Police made secret deal not to enforce lockdown in Bnei Brak - report

It seems the deal came to an end following clashes with Vizhnitz hassidim Thursday.

Bnei Brak street scene, April 3 (photo credit: TOMER NEUBERG/FLASH90)
Bnei Brak street scene, April 3
(photo credit: TOMER NEUBERG/FLASH90)
Police reportedly have reached an understanding with the heads of various Bnei Brak yeshivas that COVID-19 regulations will not be enforced so long as yeshiva students refrain from attacking police, yeshiva heads told Haaretz on Saturday night.
According to the yeshiva heads, the deal was supposedly made back in September, after several instances of police officers being attacked while trying to enforce the coronavirus lockdown.
This secret arrangement is not entirely without precedent. Haaretz reported in October similar deals made with haredim (ultra-Orthodox) in Jerusalem, which eventually resulted in an investigation opened by the Justice Ministry. Israel Police have denied the existence of such an arrangement.
And, according to the yeshiva heads, the deal would have remained a secret, had police not come into Bnei Brak on Thursday, which resulted in police officers and residents sustaining injuries, with at least six arrests made as officers confronted thousands of members of the Vizhnitz Hassidic sect.
Following the incident, the Vizhnitz grand rabbi, Rabbi Yisroel Hager, announced on Saturday that schools would be reopened, describing Torah study as "an essential service."

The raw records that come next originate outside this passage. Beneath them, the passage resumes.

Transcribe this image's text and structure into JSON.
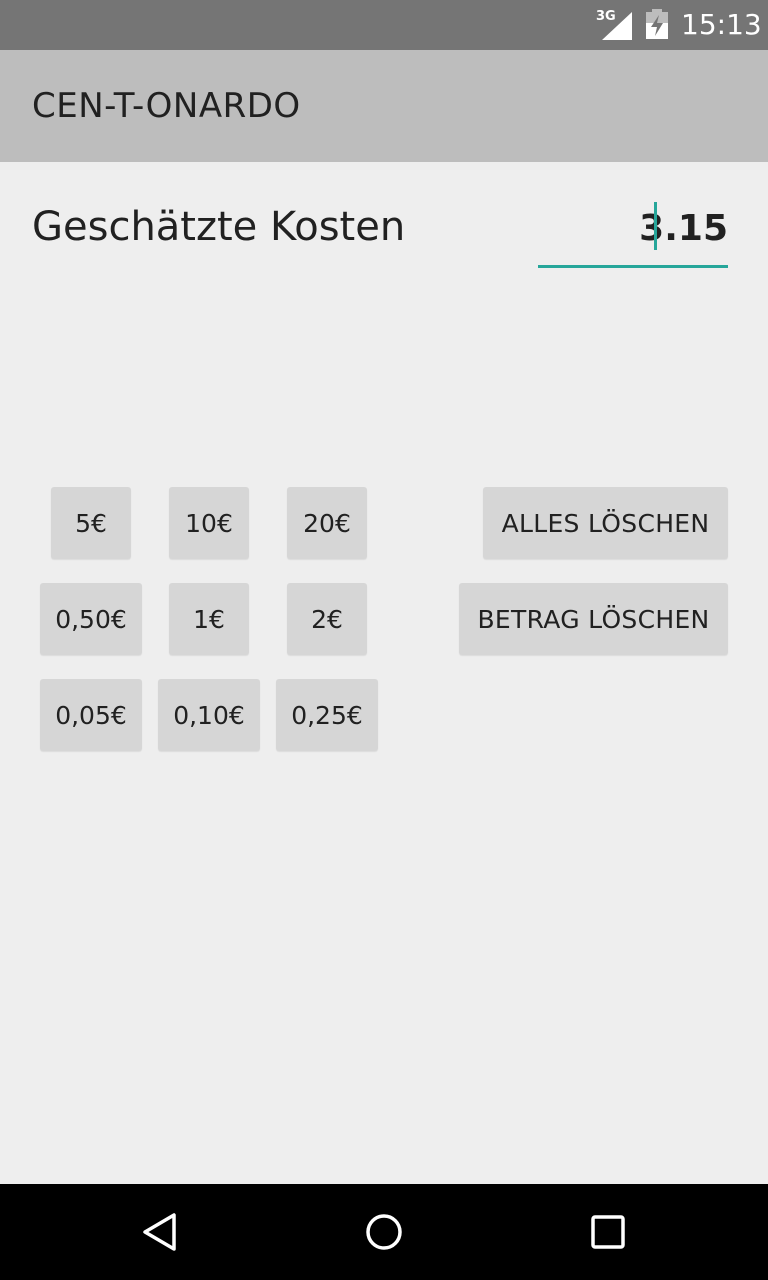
{
  "status_bar": {
    "network_label": "3G",
    "time": "15:13",
    "icons": [
      "signal-icon",
      "battery-charging-icon"
    ]
  },
  "app_bar": {
    "title": "CEN-T-ONARDO"
  },
  "cost": {
    "label": "Geschätzte Kosten",
    "value": "3.15"
  },
  "coins": {
    "row1": [
      "5€",
      "10€",
      "20€"
    ],
    "row2": [
      "0,50€",
      "1€",
      "2€"
    ],
    "row3": [
      "0,05€",
      "0,10€",
      "0,25€"
    ]
  },
  "actions": {
    "clear_all": "ALLES LÖSCHEN",
    "clear_amount": "BETRAG LÖSCHEN"
  },
  "nav_bar": {
    "icons": [
      "back-icon",
      "home-icon",
      "recents-icon"
    ]
  },
  "colors": {
    "accent": "#26a69a",
    "status_bar": "#757575",
    "app_bar": "#bdbdbd",
    "background": "#eeeeee",
    "button": "#d6d6d6"
  }
}
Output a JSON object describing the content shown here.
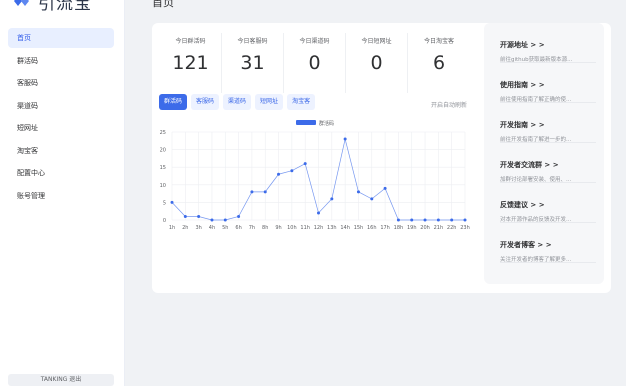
{
  "app": {
    "name": "引流宝"
  },
  "sidebar": {
    "items": [
      {
        "label": "首页"
      },
      {
        "label": "群活码"
      },
      {
        "label": "客服码"
      },
      {
        "label": "渠道码"
      },
      {
        "label": "短网址"
      },
      {
        "label": "淘宝客"
      },
      {
        "label": "配置中心"
      },
      {
        "label": "账号管理"
      }
    ],
    "user": "TANKING  退出"
  },
  "page": {
    "title": "首页"
  },
  "stats": [
    {
      "label": "今日群活码",
      "value": "121"
    },
    {
      "label": "今日客服码",
      "value": "31"
    },
    {
      "label": "今日渠道码",
      "value": "0"
    },
    {
      "label": "今日短网址",
      "value": "0"
    },
    {
      "label": "今日淘宝客",
      "value": "6"
    }
  ],
  "tabs": [
    {
      "label": "群活码"
    },
    {
      "label": "客服码"
    },
    {
      "label": "渠道码"
    },
    {
      "label": "短网址"
    },
    {
      "label": "淘宝客"
    }
  ],
  "auto_refresh": "开启自动刷新",
  "chart_data": {
    "type": "line",
    "categories": [
      "1h",
      "2h",
      "3h",
      "4h",
      "5h",
      "6h",
      "7h",
      "8h",
      "9h",
      "10h",
      "11h",
      "12h",
      "13h",
      "14h",
      "15h",
      "16h",
      "17h",
      "18h",
      "19h",
      "20h",
      "21h",
      "22h",
      "23h"
    ],
    "series": [
      {
        "name": "群活码",
        "values": [
          5,
          1,
          1,
          0,
          0,
          1,
          8,
          8,
          13,
          14,
          16,
          2,
          6,
          23,
          8,
          6,
          9,
          0,
          0,
          0,
          0,
          0,
          0
        ],
        "color": "#3c6be9"
      }
    ],
    "yticks": [
      0,
      5,
      10,
      15,
      20,
      25
    ],
    "ylim": [
      0,
      25
    ],
    "grid": true,
    "legend": "top-center"
  },
  "links": [
    {
      "title": "开源地址 > >",
      "desc": "前往github获取最新版本源..."
    },
    {
      "title": "使用指南 > >",
      "desc": "前往使用指南了解正确的使..."
    },
    {
      "title": "开发指南 > >",
      "desc": "前往开发指南了解进一步的..."
    },
    {
      "title": "开发者交流群 > >",
      "desc": "加群讨论部署安装、使用、..."
    },
    {
      "title": "反馈建议 > >",
      "desc": "对本开源作品的反馈及开发..."
    },
    {
      "title": "开发者博客 > >",
      "desc": "关注开发者的博客了解更多..."
    }
  ]
}
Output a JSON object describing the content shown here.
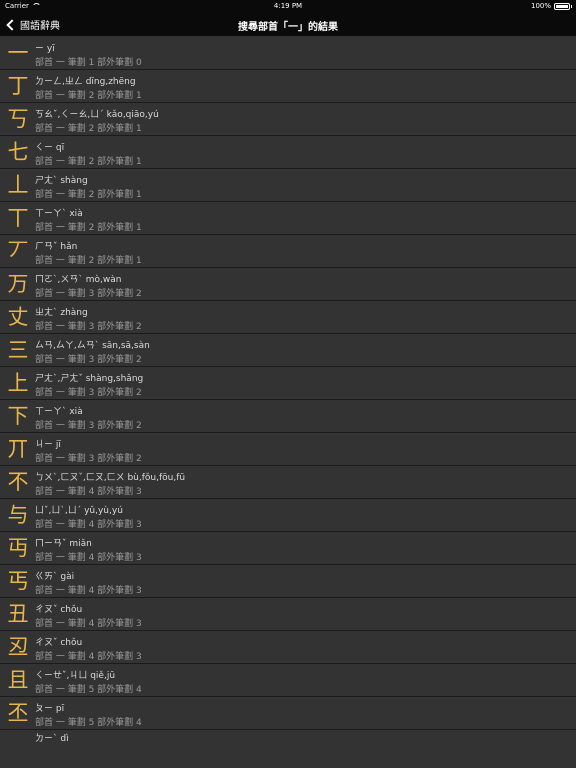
{
  "status_bar": {
    "carrier": "Carrier",
    "time": "4:19 PM",
    "battery": "100%",
    "wifi_icon": "wifi-icon",
    "battery_icon": "battery-icon"
  },
  "nav": {
    "back_label": "國語辭典",
    "title": "搜尋部首「一」的結果"
  },
  "colors": {
    "background": "#333333",
    "bar": "#0a0a0a",
    "glyph": "#e8b64a"
  },
  "entries": [
    {
      "char": "一",
      "reading": "ㄧ  yī",
      "info": "部首 一  筆劃 1  部外筆劃 0"
    },
    {
      "char": "丁",
      "reading": "ㄉㄧㄥ,ㄓㄥ  dīng,zhēng",
      "info": "部首 一  筆劃 2  部外筆劃 1"
    },
    {
      "char": "丂",
      "reading": "ㄎㄠˇ,ㄑㄧㄠ,ㄩˊ  kǎo,qiāo,yú",
      "info": "部首 一  筆劃 2  部外筆劃 1"
    },
    {
      "char": "七",
      "reading": "ㄑㄧ  qī",
      "info": "部首 一  筆劃 2  部外筆劃 1"
    },
    {
      "char": "丄",
      "reading": "ㄕㄤˋ  shàng",
      "info": "部首 一  筆劃 2  部外筆劃 1"
    },
    {
      "char": "丅",
      "reading": "ㄒㄧㄚˋ  xià",
      "info": "部首 一  筆劃 2  部外筆劃 1"
    },
    {
      "char": "丆",
      "reading": "ㄏㄢˇ  hǎn",
      "info": "部首 一  筆劃 2  部外筆劃 1"
    },
    {
      "char": "万",
      "reading": "ㄇㄛˋ,ㄨㄢˋ  mò,wàn",
      "info": "部首 一  筆劃 3  部外筆劃 2"
    },
    {
      "char": "丈",
      "reading": "ㄓㄤˋ  zhàng",
      "info": "部首 一  筆劃 3  部外筆劃 2"
    },
    {
      "char": "三",
      "reading": "ㄙㄢ,ㄙㄚ,ㄙㄢˋ  sān,sā,sàn",
      "info": "部首 一  筆劃 3  部外筆劃 2"
    },
    {
      "char": "上",
      "reading": "ㄕㄤˋ,ㄕㄤˇ  shàng,shǎng",
      "info": "部首 一  筆劃 3  部外筆劃 2"
    },
    {
      "char": "下",
      "reading": "ㄒㄧㄚˋ  xià",
      "info": "部首 一  筆劃 3  部外筆劃 2"
    },
    {
      "char": "丌",
      "reading": "ㄐㄧ  jī",
      "info": "部首 一  筆劃 3  部外筆劃 2"
    },
    {
      "char": "不",
      "reading": "ㄅㄨˋ,ㄈㄡˇ,ㄈㄡ,ㄈㄨ  bù,fǒu,fōu,fū",
      "info": "部首 一  筆劃 4  部外筆劃 3"
    },
    {
      "char": "与",
      "reading": "ㄩˇ,ㄩˋ,ㄩˊ  yǔ,yù,yú",
      "info": "部首 一  筆劃 4  部外筆劃 3"
    },
    {
      "char": "丏",
      "reading": "ㄇㄧㄢˇ  miǎn",
      "info": "部首 一  筆劃 4  部外筆劃 3"
    },
    {
      "char": "丐",
      "reading": "ㄍㄞˋ  gài",
      "info": "部首 一  筆劃 4  部外筆劃 3"
    },
    {
      "char": "丑",
      "reading": "ㄔㄡˇ  chǒu",
      "info": "部首 一  筆劃 4  部外筆劃 3"
    },
    {
      "char": "丒",
      "reading": "ㄔㄡˇ  chǒu",
      "info": "部首 一  筆劃 4  部外筆劃 3"
    },
    {
      "char": "且",
      "reading": "ㄑㄧㄝˇ,ㄐㄩ  qiě,jū",
      "info": "部首 一  筆劃 5  部外筆劃 4"
    },
    {
      "char": "丕",
      "reading": "ㄆㄧ  pī",
      "info": "部首 一  筆劃 5  部外筆劃 4"
    }
  ],
  "partial_entry": {
    "reading": "ㄉㄧˋ  dì"
  }
}
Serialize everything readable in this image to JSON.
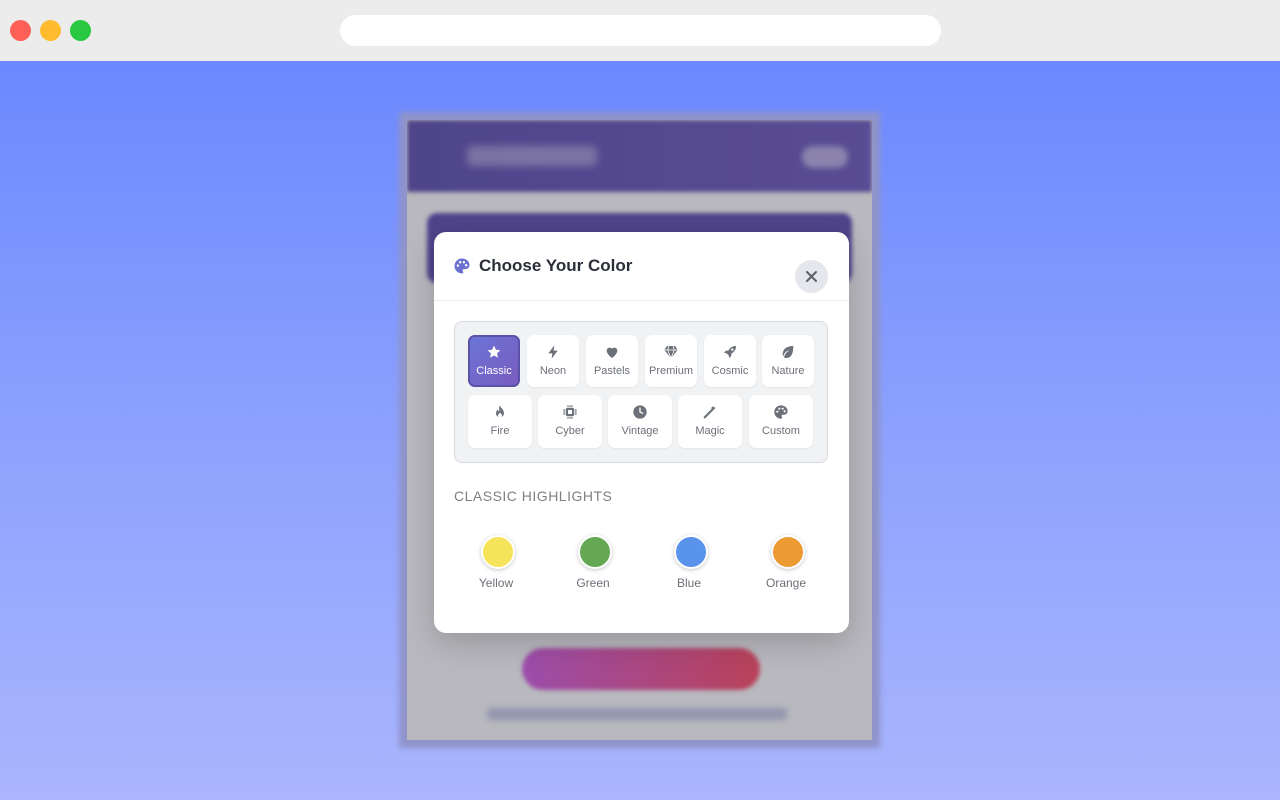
{
  "modal": {
    "title": "Choose Your Color",
    "close_label": "close",
    "categories": [
      {
        "label": "Classic",
        "icon": "star-icon",
        "active": true
      },
      {
        "label": "Neon",
        "icon": "bolt-icon"
      },
      {
        "label": "Pastels",
        "icon": "heart-icon"
      },
      {
        "label": "Premium",
        "icon": "gem-icon"
      },
      {
        "label": "Cosmic",
        "icon": "rocket-icon"
      },
      {
        "label": "Nature",
        "icon": "leaf-icon"
      },
      {
        "label": "Fire",
        "icon": "fire-icon"
      },
      {
        "label": "Cyber",
        "icon": "microchip-icon"
      },
      {
        "label": "Vintage",
        "icon": "clock-icon"
      },
      {
        "label": "Magic",
        "icon": "wand-icon"
      },
      {
        "label": "Custom",
        "icon": "palette-icon"
      }
    ],
    "section_title": "CLASSIC HIGHLIGHTS",
    "colors": [
      {
        "name": "Yellow",
        "hex": "#f5e45a"
      },
      {
        "name": "Green",
        "hex": "#64a853"
      },
      {
        "name": "Blue",
        "hex": "#5a93ec"
      },
      {
        "name": "Orange",
        "hex": "#ec9a33"
      }
    ]
  },
  "theme": {
    "accent": "#6a6fd0",
    "page_gradient": [
      "#6584ff",
      "#aab5fd"
    ]
  }
}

“I hereby order in the open that Vizhnitz schools be opened and that these words be published in the official ultra-Orthodox Hamodia newspaper tomorrow,” Hager said, according to the Kikar Shabbat news website.
“If the police come[,] tell them to approach the general manager of the schools, which is me, Rabbi Yisroel Hager, who lives at 4 Torah Haim Street, Bnei Brak,” the rabbi added.
Jeremy Sharon and Tobias Siegal contributed to this report.